Background & Objectives: In sepsis, enhanced fibrin formation, impaired fibrin degradation, and intravascular fibrin deposition lead to a prothrombotic state. The current study aimed at measuring various coagulation parameters to predict an early marker for disseminated intravascular coagulation (DIC).
Methods: The current prospective study was conducted from January 2012 to April 2013 on 50 children aged 1-10 years with clinically suspected sepsis referred to the Department of Pediatrics of a tertiary care center in New Delhi, India. Patients were evaluated in accordance with criteria for acute infection (i e, symptoms less than seven days) confirmed in all patients in the laboratory. Patients receiving antibiotics 24-48 hours preceding the admission were excluded from study. Prothrombin time, activated partial thromboplastin time, plasma fibrinogen, and D-dimer were measured at the time of admission in 50 patients and 50 controls.
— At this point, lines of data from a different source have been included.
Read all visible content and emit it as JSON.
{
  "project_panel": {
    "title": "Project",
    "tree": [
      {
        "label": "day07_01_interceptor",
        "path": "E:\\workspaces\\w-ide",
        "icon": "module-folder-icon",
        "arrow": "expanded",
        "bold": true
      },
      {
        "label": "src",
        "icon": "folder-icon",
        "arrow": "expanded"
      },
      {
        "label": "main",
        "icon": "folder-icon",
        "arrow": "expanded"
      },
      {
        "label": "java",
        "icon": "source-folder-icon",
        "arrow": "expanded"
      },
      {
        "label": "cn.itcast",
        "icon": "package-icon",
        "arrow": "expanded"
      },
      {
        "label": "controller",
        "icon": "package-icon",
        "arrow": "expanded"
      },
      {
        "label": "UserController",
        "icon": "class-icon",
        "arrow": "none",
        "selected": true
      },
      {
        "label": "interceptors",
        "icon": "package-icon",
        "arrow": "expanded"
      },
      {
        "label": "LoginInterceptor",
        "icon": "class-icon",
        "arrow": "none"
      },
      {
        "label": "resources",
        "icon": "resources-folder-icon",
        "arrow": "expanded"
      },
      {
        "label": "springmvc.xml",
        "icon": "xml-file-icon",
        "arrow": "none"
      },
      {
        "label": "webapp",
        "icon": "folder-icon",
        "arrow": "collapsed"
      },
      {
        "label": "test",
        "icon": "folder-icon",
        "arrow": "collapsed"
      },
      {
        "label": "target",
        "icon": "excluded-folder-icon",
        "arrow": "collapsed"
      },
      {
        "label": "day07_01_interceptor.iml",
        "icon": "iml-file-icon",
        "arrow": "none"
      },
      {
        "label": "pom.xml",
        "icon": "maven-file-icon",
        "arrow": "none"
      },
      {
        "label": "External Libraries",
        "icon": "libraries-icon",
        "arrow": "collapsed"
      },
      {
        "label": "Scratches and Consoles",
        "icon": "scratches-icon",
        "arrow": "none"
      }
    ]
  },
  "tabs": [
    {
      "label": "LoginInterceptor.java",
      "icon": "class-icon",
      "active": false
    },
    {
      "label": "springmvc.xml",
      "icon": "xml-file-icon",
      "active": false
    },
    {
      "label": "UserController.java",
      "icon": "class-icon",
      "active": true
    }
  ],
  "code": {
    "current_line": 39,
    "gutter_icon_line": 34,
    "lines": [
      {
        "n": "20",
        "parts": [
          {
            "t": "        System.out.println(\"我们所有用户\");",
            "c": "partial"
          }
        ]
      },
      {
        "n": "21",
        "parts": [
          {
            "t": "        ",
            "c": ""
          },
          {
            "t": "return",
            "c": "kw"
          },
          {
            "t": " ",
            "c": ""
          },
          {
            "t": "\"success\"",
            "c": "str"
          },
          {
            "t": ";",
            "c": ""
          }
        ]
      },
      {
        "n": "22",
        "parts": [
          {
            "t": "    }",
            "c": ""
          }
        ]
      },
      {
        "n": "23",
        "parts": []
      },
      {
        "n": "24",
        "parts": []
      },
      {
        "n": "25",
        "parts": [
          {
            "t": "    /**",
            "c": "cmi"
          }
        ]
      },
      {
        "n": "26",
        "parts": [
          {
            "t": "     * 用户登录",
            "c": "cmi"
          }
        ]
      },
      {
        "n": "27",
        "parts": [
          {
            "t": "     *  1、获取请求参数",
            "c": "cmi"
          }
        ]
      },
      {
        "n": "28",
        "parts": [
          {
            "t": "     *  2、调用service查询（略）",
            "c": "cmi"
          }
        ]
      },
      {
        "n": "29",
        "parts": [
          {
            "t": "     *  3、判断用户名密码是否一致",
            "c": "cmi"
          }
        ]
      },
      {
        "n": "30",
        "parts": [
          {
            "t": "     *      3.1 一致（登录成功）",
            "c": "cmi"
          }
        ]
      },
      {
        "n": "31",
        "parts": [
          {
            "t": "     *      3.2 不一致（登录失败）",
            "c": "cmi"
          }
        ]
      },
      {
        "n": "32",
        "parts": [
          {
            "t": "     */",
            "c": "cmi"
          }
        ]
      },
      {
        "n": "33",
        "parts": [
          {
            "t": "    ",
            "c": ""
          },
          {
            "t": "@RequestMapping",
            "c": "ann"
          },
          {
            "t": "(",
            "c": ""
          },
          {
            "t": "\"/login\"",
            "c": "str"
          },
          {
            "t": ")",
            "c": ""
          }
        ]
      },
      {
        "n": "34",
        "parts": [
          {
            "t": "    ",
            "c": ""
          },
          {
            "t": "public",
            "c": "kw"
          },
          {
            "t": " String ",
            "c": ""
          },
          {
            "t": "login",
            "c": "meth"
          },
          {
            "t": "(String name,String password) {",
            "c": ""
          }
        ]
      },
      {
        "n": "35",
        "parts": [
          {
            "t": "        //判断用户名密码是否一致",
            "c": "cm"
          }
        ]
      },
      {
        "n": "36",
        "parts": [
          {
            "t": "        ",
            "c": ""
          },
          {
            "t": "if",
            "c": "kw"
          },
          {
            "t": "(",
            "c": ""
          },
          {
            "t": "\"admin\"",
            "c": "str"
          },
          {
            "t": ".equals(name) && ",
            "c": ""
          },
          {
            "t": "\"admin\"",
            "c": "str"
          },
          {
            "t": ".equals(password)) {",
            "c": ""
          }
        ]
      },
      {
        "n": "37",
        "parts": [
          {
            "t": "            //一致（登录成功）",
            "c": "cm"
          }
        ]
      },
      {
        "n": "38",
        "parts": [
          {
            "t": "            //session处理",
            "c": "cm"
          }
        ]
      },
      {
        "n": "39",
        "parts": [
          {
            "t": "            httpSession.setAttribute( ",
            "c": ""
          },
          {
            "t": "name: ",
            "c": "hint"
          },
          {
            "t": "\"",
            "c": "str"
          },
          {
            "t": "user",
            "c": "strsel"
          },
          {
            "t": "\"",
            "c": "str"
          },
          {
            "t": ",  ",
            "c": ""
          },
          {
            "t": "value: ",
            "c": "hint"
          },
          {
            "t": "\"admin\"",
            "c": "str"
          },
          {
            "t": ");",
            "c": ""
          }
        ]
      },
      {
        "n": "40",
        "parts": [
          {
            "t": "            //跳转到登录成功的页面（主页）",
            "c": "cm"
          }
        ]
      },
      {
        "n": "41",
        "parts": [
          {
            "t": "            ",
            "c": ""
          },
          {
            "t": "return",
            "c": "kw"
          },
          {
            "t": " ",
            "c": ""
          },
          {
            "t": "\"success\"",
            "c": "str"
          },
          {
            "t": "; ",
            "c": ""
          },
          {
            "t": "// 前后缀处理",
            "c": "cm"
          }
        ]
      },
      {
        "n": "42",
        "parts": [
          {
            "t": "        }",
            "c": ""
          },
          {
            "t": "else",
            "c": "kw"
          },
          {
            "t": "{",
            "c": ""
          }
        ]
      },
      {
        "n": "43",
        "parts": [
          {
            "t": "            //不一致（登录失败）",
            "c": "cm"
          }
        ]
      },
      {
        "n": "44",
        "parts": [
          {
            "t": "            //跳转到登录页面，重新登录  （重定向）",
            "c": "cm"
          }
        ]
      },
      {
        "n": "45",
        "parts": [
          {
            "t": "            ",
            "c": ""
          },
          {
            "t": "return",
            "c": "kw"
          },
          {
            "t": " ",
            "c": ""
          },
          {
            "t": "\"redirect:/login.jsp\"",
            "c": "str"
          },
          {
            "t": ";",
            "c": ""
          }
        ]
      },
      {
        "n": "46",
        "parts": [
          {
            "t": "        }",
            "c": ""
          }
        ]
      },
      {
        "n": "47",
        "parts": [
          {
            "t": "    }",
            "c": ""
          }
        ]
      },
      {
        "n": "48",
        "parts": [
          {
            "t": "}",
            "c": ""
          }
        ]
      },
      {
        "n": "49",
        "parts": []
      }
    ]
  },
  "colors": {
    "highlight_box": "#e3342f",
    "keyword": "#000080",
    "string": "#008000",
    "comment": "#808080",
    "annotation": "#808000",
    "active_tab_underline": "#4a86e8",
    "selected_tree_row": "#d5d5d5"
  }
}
Results: D-dimer was positive in 36 (72%) patients and negative in all controls. The difference was statistically significant (P <0.01). Plasma fibrinogen was significantly (P <0.01) higher in patients compared with the controls. It was decreased in 6% and increased in 8% of the patients, and normal in all controls. PT and APTT were significantly (P <0.01) higher in patients compared with the controls.
Conclusion: Though none of the current study patients developed overt disseminated intravascular coagulation, the high positivity for D-dimer suggested that it should be measured in children with sepsis for early identification of DIC. This can aid better management as additional coagulation based therapy such as recombinant anti-thrombin and thrombomodulin may help to improve prognosis.